Ever wonder about your cat’s parentage, breed and potential health problems? A mail-in DNA test for cats promises to fill you in on the details.
Basepaws, a Los Angeles company, offers a kit not much different from the human mail-in DNA tests: You swab the inside of your cat’s mouth for a few seconds, secure it according to the provided instructions, and mail it to the company, which processes the results.
In four to six weeks you’re notified that your cat’s results are ready, and you’ll get a report with a breakdown of genetic identity, associated breeds and potential health issues to watch out for.
This presents a problem for me, of course. Buddy thinks he’s descended from a long line of legendary warrior felids. I took a regular Q-tip, made a big show of swabbing his cheek for his DNA, and told him I was mailing it away for analysis.
Then I cooked this up:
You’ll notice the results don’t come close to adding up to 100 percent.
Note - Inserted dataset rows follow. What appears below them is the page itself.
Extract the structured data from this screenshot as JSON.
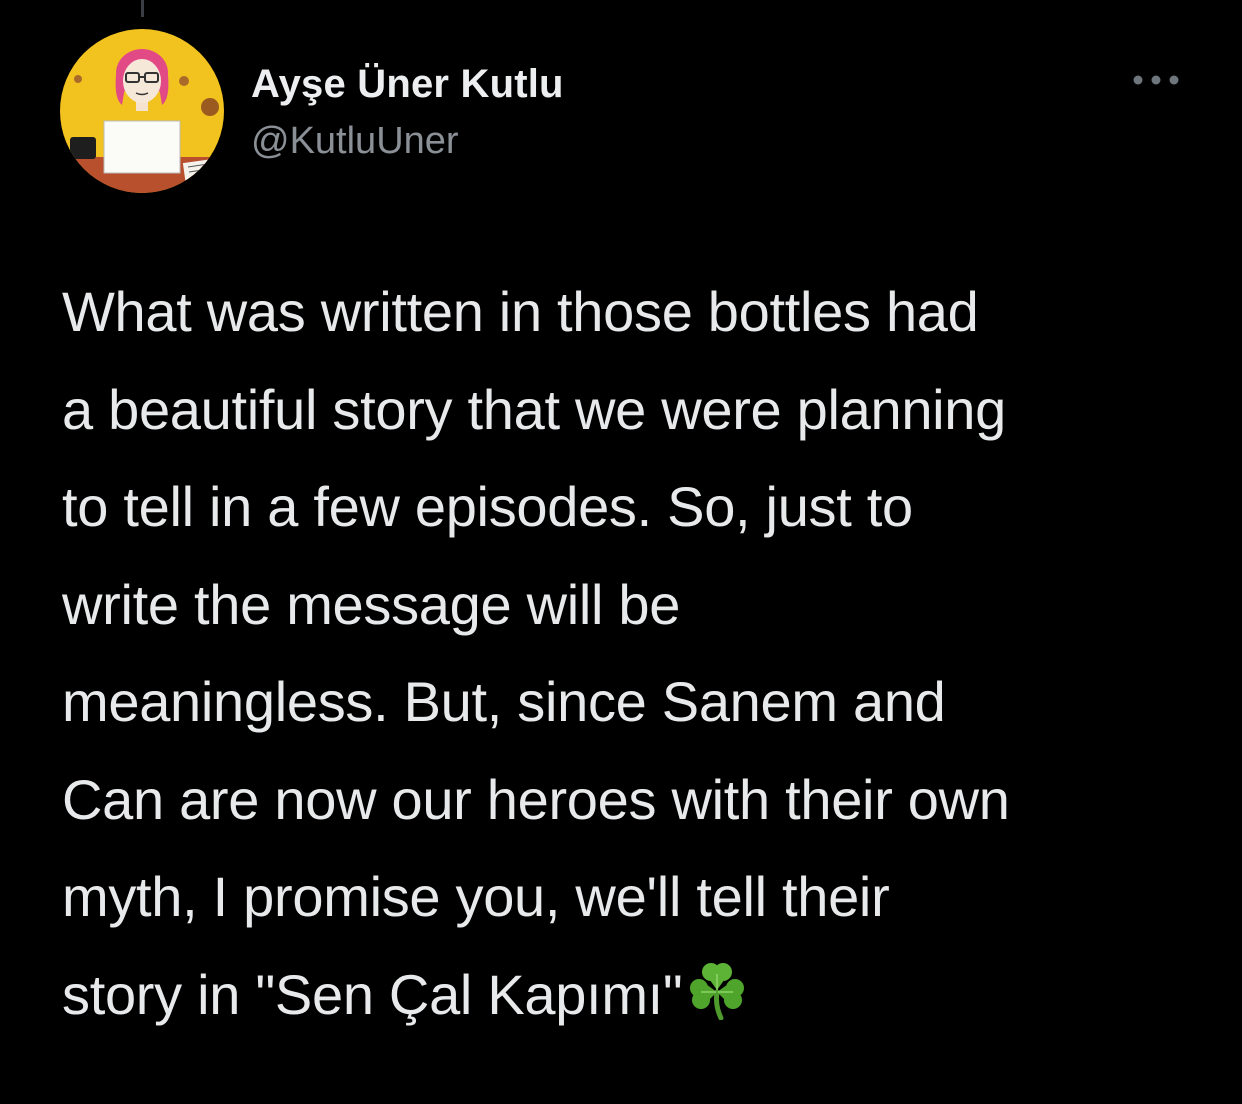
{
  "tweet": {
    "author": {
      "display_name": "Ayşe Üner Kutlu",
      "handle": "@KutluUner",
      "avatar_icon": "avatar-illustration"
    },
    "more_icon": "more-options-icon",
    "text_lines": [
      "What was written in those bottles had",
      "a beautiful story that we were planning",
      "to tell in a few episodes. So, just to",
      "write the message will be",
      "meaningless. But, since Sanem and",
      "Can are now our heroes with their own",
      "myth, I promise you, we'll tell their",
      "story in \"Sen Çal Kapımı\""
    ],
    "trailing_emoji": "shamrock-icon"
  },
  "colors": {
    "background": "#000000",
    "text_primary": "#e7e9ea",
    "text_secondary": "#8b9097",
    "avatar_yellow": "#f3c623"
  }
}
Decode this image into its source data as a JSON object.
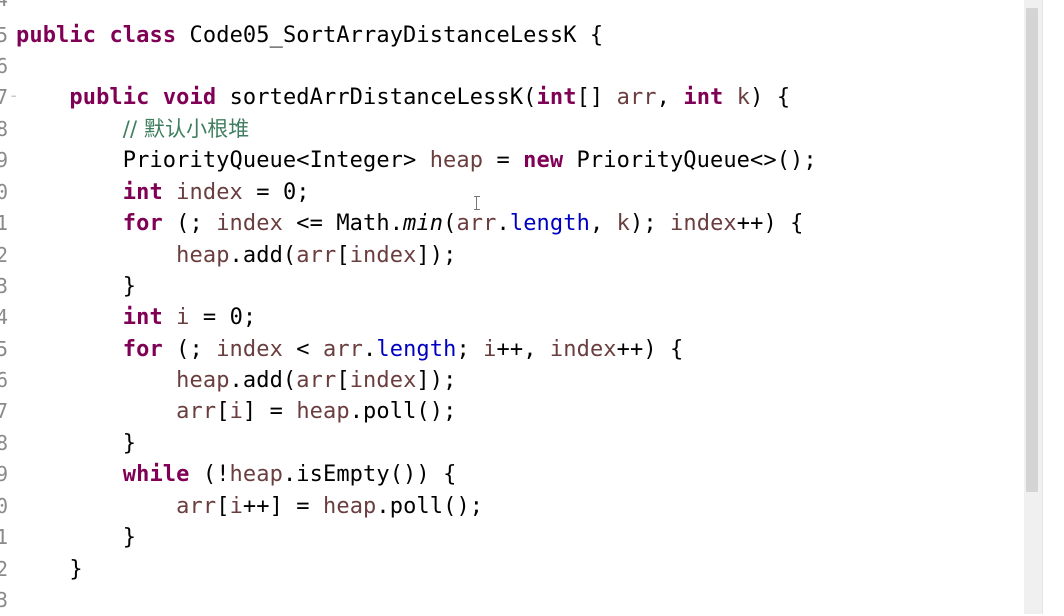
{
  "gutter": {
    "line_numbers": [
      "4",
      "5",
      "6",
      "7",
      "8",
      "9",
      "0",
      "1",
      "2",
      "3",
      "4",
      "5",
      "6",
      "7",
      "8",
      "9",
      "0",
      "1",
      "2",
      "3"
    ]
  },
  "code": {
    "l5": {
      "kw1": "public",
      "kw2": "class",
      "t1": "Code05_SortArrayDistanceLessK {"
    },
    "l7": {
      "kw1": "public",
      "kw2": "void",
      "t1": "sortedArrDistanceLessK(",
      "kw3": "int",
      "t2": "[] ",
      "v1": "arr",
      "t3": ", ",
      "kw4": "int",
      "t4": " ",
      "v2": "k",
      "t5": ") {"
    },
    "l8": {
      "comment": "// 默认小根堆"
    },
    "l9": {
      "t1": "PriorityQueue<Integer> ",
      "v1": "heap",
      "t2": " = ",
      "kw1": "new",
      "t3": " PriorityQueue<>();"
    },
    "l10": {
      "kw1": "int",
      "t1": " ",
      "v1": "index",
      "t2": " = 0;"
    },
    "l11": {
      "kw1": "for",
      "t1": " (; ",
      "v1": "index",
      "t2": " <= Math.",
      "m1": "min",
      "t3": "(",
      "v2": "arr",
      "t4": ".",
      "f1": "length",
      "t5": ", ",
      "v3": "k",
      "t6": "); ",
      "v4": "index",
      "t7": "++) {"
    },
    "l12": {
      "v1": "heap",
      "t1": ".add(",
      "v2": "arr",
      "t2": "[",
      "v3": "index",
      "t3": "]);"
    },
    "l13": {
      "t1": "}"
    },
    "l14": {
      "kw1": "int",
      "t1": " ",
      "v1": "i",
      "t2": " = 0;"
    },
    "l15": {
      "kw1": "for",
      "t1": " (; ",
      "v1": "index",
      "t2": " < ",
      "v2": "arr",
      "t3": ".",
      "f1": "length",
      "t4": "; ",
      "v3": "i",
      "t5": "++, ",
      "v4": "index",
      "t6": "++) {"
    },
    "l16": {
      "v1": "heap",
      "t1": ".add(",
      "v2": "arr",
      "t2": "[",
      "v3": "index",
      "t3": "]);"
    },
    "l17": {
      "v1": "arr",
      "t1": "[",
      "v2": "i",
      "t2": "] = ",
      "v3": "heap",
      "t3": ".poll();"
    },
    "l18": {
      "t1": "}"
    },
    "l19": {
      "kw1": "while",
      "t1": " (!",
      "v1": "heap",
      "t2": ".isEmpty()) {"
    },
    "l20": {
      "v1": "arr",
      "t1": "[",
      "v2": "i",
      "t2": "++] = ",
      "v3": "heap",
      "t3": ".poll();"
    },
    "l21": {
      "t1": "}"
    },
    "l22": {
      "t1": "}"
    }
  },
  "colors": {
    "keyword": "#7f0055",
    "local_variable": "#6a3e3e",
    "field": "#0000c0",
    "comment": "#3f7f5f",
    "text": "#000000",
    "gutter": "#8a8a8a"
  }
}
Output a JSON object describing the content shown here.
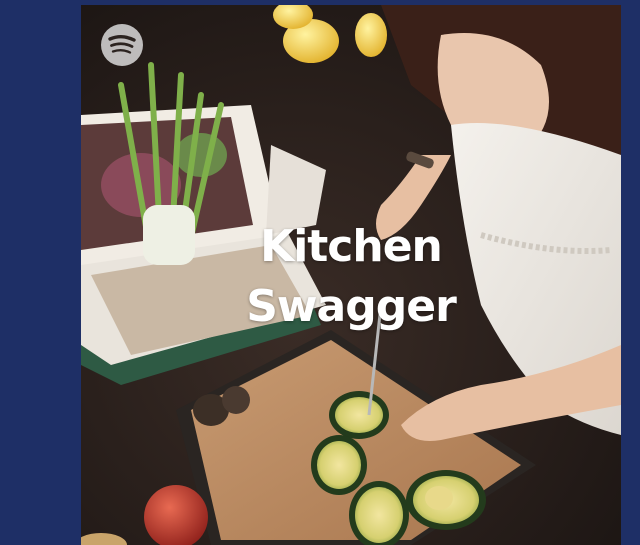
{
  "playlist": {
    "title_line1": "Kitchen",
    "title_line2": "Swagger"
  },
  "icons": {
    "brand": "spotify-logo-icon"
  },
  "colors": {
    "page_background": "#1e2f66",
    "title_text": "#ffffff",
    "logo": "#d9d9d9"
  }
}
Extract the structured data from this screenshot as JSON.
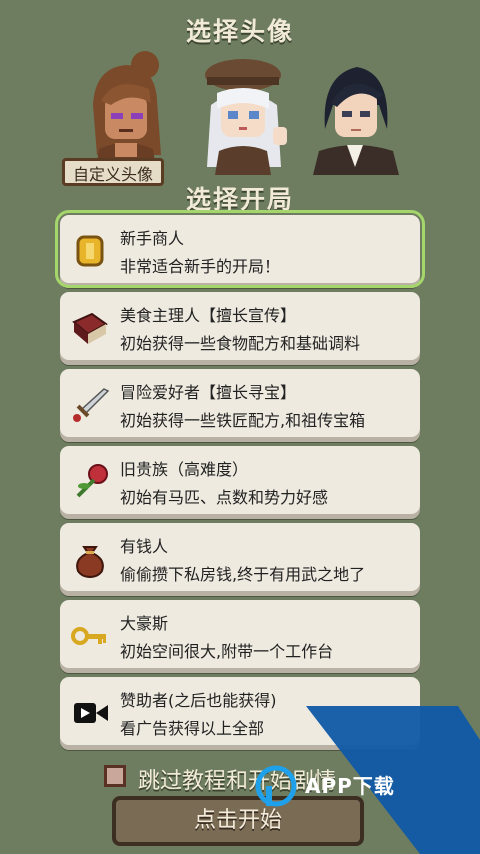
{
  "header": {
    "avatar_title": "选择头像",
    "start_title": "选择开局"
  },
  "avatar": {
    "custom_label": "自定义头像"
  },
  "options": [
    {
      "name": "新手商人",
      "desc": "非常适合新手的开局！",
      "icon": "gold-coin-icon"
    },
    {
      "name": "美食主理人【擅长宣传】",
      "desc": "初始获得一些食物配方和基础调料",
      "icon": "cookbook-icon"
    },
    {
      "name": "冒险爱好者【擅长寻宝】",
      "desc": "初始获得一些铁匠配方,和祖传宝箱",
      "icon": "sword-icon"
    },
    {
      "name": "旧贵族（高难度）",
      "desc": "初始有马匹、点数和势力好感",
      "icon": "rose-icon"
    },
    {
      "name": "有钱人",
      "desc": "偷偷攒下私房钱,终于有用武之地了",
      "icon": "money-bag-icon"
    },
    {
      "name": "大豪斯",
      "desc": "初始空间很大,附带一个工作台",
      "icon": "key-icon"
    },
    {
      "name": "赞助者(之后也能获得)",
      "desc": "看广告获得以上全部",
      "icon": "video-camera-icon"
    }
  ],
  "skip": {
    "label": "跳过教程和开始剧情"
  },
  "start_button": {
    "label": "点击开始"
  },
  "watermark": {
    "text": "APP下载"
  }
}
The company’s founder says that’s because the more people test their cats, the more accurate the results will be, with fewer unknowns as the overall database expands.
Each cat’s report is updated indefinitely as the company continues to test. Checking back over subsequent months and years will yield updated information on your cat, the company says.
All jokes aside, it would be interesting to find out more about the Budster’s background. All I know is that his mom was an indoor cat who wasn’t spayed. She went into heat, she got out, she came back and the rest is history.
Because he’s a big talker, I’ve always wondered if Bud might have a bit of Siamese or one of the other chattier breeds in him. His coat is pretty short, extremely soft and all grey/dark grey in a tabby pattern, except for a single white tuft on his chest.
Interestingly, most of his tabby stripes are unbroken, a trait usually seen in hybrid cats.
He’s comically incapable of certain things, but almost frighteningly intelligent in other respects, and he wears his emotions on his sleeve…er, paw? Maybe there really are secrets to unlock in his DNA.
Cat DNA analysis is in its infancy
On the downside, Basepaws DNA tests don’t come cheap — with two packages priced at $129 and $99 — and, as a review in Wired notes, cat ancestry reports are always going to be more vague than reports on human or dog DNA.
That’s because the practice of dog breeding is a lot older and more common than creating pedigree cat lines, and most cats are not a specific breed. Unlike dogs — whose roles range from hunting and shepherding to assisting the blind and pulling sleds — cats have always had one job, and occasionally two. Kill rodents and snuggle with their humans, cuddly killers that they are.
Historically humans haven’t felt a compelling need to interfere with cat procreation. The last century or so has been an exception, but breeds still represent a small minority of cats.
If you’ve had your cat’s DNA analyzed, we’d love to hear from you about your experience.
Now if you’ll excuse me, I’ve got to tell a certain Tiger-Manticore-Jaguar about his impressive felid lineage.